But there are two different Rachid Ghannouchis, there is one who addresses the west and then there is another who is the head of the Tunisian Ennahda party.
Coinciding with the tenth conference of the Tunisian Ennahda Movement held recently, Ghannouchi told the French newspaper Le Monde “Ennahda is a political, democratic, and civil party based on Muslim and modern civilizational values. We are moving towards a party that specialises solely in political activities…We are leaving political Islam and entering democratic Islam. We are Muslim democrats who no longer claim political Islam” We want religious activity to be completely separate from political activity. This is very good for politicians because, in this way, they can no longer be accused of manipulating religion for political ends. And this is very good also for religion so that it is not a hostage to politics and manipulated by politicians”. These are great words at a time when such a proposal is needed.
However, we saw the other Ghannouchi when he delivered a speech to the party on the same day in which he said “We are surprised by the insistence of some to remove religion from national life, although the leaders of the national movement have historically adhered to our Muslim religion.” This is all very confusing because he contradicted himself on the same day.
The majority of workers in other parties are also patriotic Tunisians and Muslims, but Ennahda wants to be presented as a representative of Islam. Here lies the controversy; Islam is a consistent creed as opposed to politics which is variable civil work and has been persistently used by figures of authority who work in the religious field.
The President of Tunisia Beji Caid Essebsi, who delivered a speech in front of the Ennahda party, said he was reluctant to attend the party’s conference due to the large number of licensed parties in Tunisia (about 204). However, he singled out Ennahda because the party plays an important role, and he urged it to transform into a civilian oriented party.
Despite the contradiction, Ghannouchi’s remarks to the French newspaper Le Monde, was greeted enthusiastically by the media and intellectual and political figures via social media. They considered it a shift that was intellectually and historically important, and that with this concept the sheikh would not only lead Tunisia, but also the Islamic world towards modernising the concept and role of political Islam. If he means what he says, his statements reflect a progressive ideology that puts him ahead of other political religious figures. However, I do not really know who to believe; the Ghannouchi of Le Monde or the Ghannouchi of the Tunisian religious renaissance. He is not the only one whose speech is contradictory.
What makes so called “moderate” leaders deliver contradictory speeches? Is this a policy of caution? Or are they marketing their personalities and their parties to the West? Or do they live contradictory lives?
I have had discussions with many of them including Sheikh Rashid, and despite our differences which went to the British courts, he is a prominent intellectual figure. He has a renewed proposal and has lived through the era of many different movements, has learnt from them and impacted them.
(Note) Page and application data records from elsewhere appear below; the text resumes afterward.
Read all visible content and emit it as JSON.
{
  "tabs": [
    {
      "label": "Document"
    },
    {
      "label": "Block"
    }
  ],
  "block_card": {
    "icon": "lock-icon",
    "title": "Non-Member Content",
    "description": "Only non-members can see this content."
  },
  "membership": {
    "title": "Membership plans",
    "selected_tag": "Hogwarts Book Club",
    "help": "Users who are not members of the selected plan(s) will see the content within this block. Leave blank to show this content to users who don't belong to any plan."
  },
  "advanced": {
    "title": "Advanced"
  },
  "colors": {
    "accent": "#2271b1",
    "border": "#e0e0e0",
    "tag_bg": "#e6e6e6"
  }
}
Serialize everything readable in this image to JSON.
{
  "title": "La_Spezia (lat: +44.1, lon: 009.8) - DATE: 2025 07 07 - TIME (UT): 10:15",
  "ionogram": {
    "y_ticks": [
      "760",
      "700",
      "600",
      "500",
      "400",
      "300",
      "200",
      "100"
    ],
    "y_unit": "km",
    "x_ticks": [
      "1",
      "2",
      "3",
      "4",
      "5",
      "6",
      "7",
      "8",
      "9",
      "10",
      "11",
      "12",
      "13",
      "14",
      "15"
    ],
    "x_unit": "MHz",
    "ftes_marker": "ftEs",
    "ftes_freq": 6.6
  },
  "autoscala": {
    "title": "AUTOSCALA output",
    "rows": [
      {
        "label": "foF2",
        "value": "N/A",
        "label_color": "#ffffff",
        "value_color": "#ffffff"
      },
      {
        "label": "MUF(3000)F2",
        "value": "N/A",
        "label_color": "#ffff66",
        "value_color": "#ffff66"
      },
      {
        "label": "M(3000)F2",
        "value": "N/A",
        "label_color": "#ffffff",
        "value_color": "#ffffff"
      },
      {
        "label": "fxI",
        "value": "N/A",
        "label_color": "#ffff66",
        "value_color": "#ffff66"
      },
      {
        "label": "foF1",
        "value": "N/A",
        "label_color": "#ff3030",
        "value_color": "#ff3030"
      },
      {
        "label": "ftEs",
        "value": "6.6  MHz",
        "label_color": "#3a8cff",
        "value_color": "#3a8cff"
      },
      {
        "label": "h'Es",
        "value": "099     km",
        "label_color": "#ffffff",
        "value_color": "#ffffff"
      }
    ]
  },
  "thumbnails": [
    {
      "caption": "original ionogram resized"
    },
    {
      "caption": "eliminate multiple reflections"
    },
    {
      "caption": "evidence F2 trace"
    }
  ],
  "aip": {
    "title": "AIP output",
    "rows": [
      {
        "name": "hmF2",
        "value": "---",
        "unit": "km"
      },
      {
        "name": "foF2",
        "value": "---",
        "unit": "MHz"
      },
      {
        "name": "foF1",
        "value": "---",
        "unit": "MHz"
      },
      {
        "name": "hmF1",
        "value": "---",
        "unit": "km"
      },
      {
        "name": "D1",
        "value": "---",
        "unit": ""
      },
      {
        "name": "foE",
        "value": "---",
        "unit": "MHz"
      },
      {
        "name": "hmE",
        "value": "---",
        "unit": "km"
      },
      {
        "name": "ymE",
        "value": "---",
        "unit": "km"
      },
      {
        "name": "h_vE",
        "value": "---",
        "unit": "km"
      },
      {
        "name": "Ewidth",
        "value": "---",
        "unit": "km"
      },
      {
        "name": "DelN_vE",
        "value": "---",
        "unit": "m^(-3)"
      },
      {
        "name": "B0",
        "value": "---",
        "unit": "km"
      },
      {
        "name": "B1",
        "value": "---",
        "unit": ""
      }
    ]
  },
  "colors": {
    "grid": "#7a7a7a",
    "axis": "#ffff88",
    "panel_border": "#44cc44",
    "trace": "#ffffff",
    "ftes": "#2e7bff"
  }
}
However, I think the sheikh is a fox, like all other foxes of politics.
This does not diminish the value of his idea, and I imagine that he means what he says about his desire to develop the party’s Islamic thought by aligning it with the western and European experience so that those who hold Islamic ideas engage in political activities and influence it with their religious point of view whilst also respecting their competitors within the broad democratic concept.
However, a leader’s desire to stay in power may obstruct this tolerant thought because a leader must adopt the view of his party members. This is why we see Ghannouchi wearing two hats; one hat belongs to the liberal western Islamic thinker and the other belongs to the Islamist party member who wants to stay in power.
As the head of Ennahda, Ghannouchi is eager to please the party’s supporters and the wider Islamic audience which is mostly against the idea of coexistence with others and adopts the principle of monopolising governance. This is what Dr Turabi did in Sudan and what the Muslim Brotherhood Party did in Egypt, after it rode the wave of democracy and obtained power. It then tried to dominate and disregarded the rules of democracy, and this allowed others to use its practices as a pretext for attaining power.